Erin Beeghly

Dissertation Fellow
2011-2012
Image of Erin Beeghly.

In “Stereotypes: How a Theory of Justice Should Respond,” Erin Beeghly (Philosophy) claims that our reliance on stereotypes, though necessary, is problematic from the standpoint of justice in that it causes discrimination, inter-group hostility, and inequality. Ms. Beeghly asks: “What differentiates permissible and impermissible kinds of stereotyping? How might impermissible stereotyping be reduced in a just state? How do our political ideals condemn the effects that stereotypes may have on people’s life chances?” To answer these questions, she draws upon and offers revisions of John Rawls’s theory of justice.

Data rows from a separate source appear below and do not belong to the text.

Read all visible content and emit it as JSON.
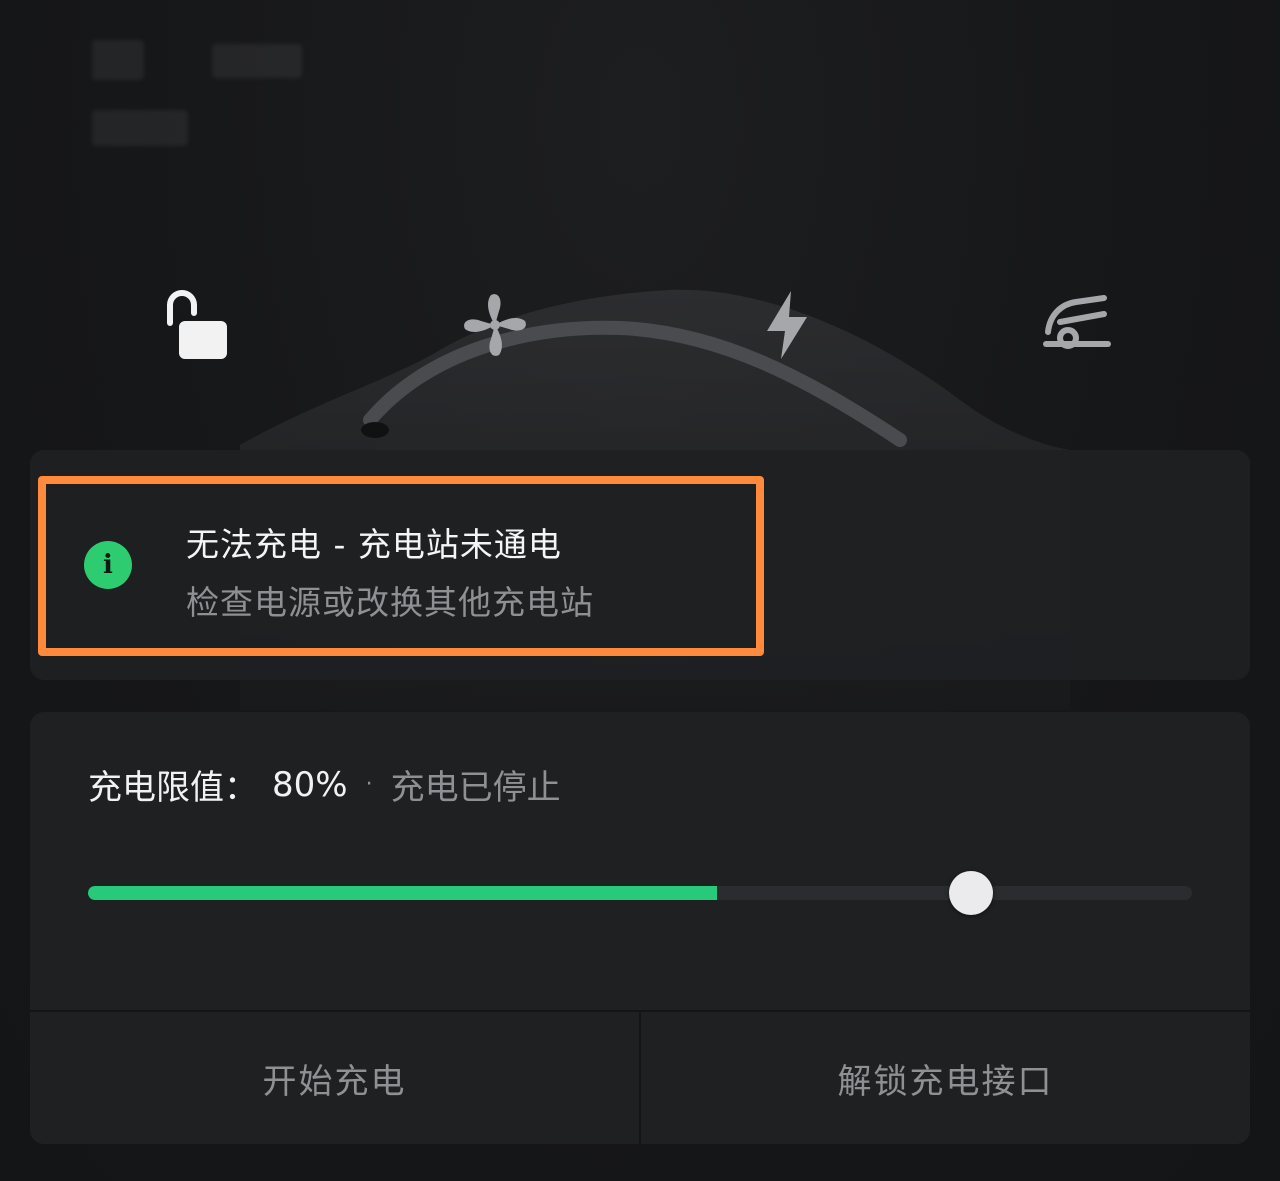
{
  "quick_actions": [
    {
      "name": "unlock",
      "icon": "unlock-icon",
      "color": "#f2f2f2"
    },
    {
      "name": "climate",
      "icon": "fan-icon",
      "color": "#a6a7aa"
    },
    {
      "name": "charging",
      "icon": "lightning-icon",
      "color": "#a6a7aa"
    },
    {
      "name": "trunk",
      "icon": "car-frunk-icon",
      "color": "#a6a7aa"
    }
  ],
  "alert": {
    "title": "无法充电 - 充电站未通电",
    "subtitle": "检查电源或改换其他充电站",
    "icon": "info-icon",
    "icon_glyph": "i",
    "badge_color": "#2ecc71",
    "highlight_color": "#ff8a3c"
  },
  "charging": {
    "limit_label": "充电限值：",
    "limit_value": "80%",
    "separator": "·",
    "status": "充电已停止",
    "current_level": 0.57,
    "limit_level": 0.8,
    "accent_color": "#27c97a"
  },
  "buttons": {
    "start_label": "开始充电",
    "unlock_port_label": "解锁充电接口"
  }
}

Rawls sets the issue of stereotypes aside, arguing that discrimination (and, by extension, discrimination caused by stereotyping) simply won’t exist in a just state. Ms. Beeghly explores a revised theory, which would express a deeper, shared commitment to antidiscrimination and would more directly rule out a range of injustices, including those caused by stereotyping.